If a debtor requests to pay their debt in instalments then they must put in writing to the Billing Officer the reasons for their inability to pay their debt. If the Billing Officer is in agreement with the instalments then a payment plan will be agreed with the Business Manager. All instalments must be paid before the first day of each semester.

If the debt is still not settled within the terms of the agreement, then a final reminder will be issued requesting payment within 14  days and if no payment is received the debt will be sent to the School Board for pursuance.

Debt Write off

Debts referred to the School Board will be pursued, and if not successful, the Business Manager will seek permission of the School Board to write off the debt or pursue further. The write off must not be communicated to the debtor. It is not an acknowledgement that the debt does not exist but is an internal transaction and remains on record.

Removal of Services within School

Whilst the debtor remains in debt they will be unable to access any services within school which require payments.
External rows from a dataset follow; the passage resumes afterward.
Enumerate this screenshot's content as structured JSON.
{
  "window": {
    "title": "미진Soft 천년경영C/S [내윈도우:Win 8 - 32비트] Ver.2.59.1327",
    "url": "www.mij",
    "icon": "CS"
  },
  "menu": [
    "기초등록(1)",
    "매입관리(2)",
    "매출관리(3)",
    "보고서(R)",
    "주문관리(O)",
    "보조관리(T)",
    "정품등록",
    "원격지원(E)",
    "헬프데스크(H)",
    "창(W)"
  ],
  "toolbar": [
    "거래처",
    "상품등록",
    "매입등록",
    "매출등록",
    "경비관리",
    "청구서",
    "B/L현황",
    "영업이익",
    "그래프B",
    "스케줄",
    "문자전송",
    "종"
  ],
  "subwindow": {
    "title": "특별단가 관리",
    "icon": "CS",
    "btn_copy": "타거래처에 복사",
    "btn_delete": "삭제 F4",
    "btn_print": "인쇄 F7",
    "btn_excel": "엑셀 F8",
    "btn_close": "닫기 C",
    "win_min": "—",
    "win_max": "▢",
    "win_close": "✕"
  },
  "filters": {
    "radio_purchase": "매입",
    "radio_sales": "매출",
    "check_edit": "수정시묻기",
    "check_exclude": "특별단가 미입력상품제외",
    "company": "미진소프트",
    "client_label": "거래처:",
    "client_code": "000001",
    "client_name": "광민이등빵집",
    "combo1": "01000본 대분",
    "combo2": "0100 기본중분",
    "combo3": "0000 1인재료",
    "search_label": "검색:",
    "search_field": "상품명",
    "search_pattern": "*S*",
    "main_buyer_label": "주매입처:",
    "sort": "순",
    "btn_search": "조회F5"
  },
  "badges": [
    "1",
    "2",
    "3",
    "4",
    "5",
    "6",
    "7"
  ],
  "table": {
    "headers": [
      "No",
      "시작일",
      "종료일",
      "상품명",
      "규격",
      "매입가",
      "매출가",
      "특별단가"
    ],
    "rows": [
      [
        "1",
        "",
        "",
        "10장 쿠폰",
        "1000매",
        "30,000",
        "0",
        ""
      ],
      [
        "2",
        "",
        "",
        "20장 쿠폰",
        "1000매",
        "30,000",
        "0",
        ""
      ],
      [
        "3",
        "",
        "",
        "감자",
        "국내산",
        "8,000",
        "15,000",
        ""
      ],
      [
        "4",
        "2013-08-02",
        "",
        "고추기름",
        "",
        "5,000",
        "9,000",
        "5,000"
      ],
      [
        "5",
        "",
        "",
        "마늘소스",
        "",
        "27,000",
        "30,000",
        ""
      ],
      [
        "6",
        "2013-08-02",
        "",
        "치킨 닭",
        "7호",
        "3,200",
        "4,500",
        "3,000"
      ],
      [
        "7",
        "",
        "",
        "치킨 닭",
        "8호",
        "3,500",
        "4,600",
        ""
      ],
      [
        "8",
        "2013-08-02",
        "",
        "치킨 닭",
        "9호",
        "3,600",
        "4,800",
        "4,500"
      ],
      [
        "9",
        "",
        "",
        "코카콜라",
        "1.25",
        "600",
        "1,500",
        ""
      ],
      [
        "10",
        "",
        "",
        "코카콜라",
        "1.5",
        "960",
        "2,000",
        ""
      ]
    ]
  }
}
If a debtor regularly fails to make payment within agreed timescales then the Business Manager will need to consider removal of the service until the account is cleared of the debt.

Individuals or organisations that have previously defaulted on payments to the school are not allowed credit facilities.

Where a debtor’s payments are regularly or consistently paid outside the terms of supply the Head of School must consider withdrawal of credit facilities and request the individual/organisation to pay for goods/services/facilities at the time they are consumed.

Appeals Process

Debtors may appeal for financial hardship in accordance with the school protocols.

We are accepting applications for 2022-2023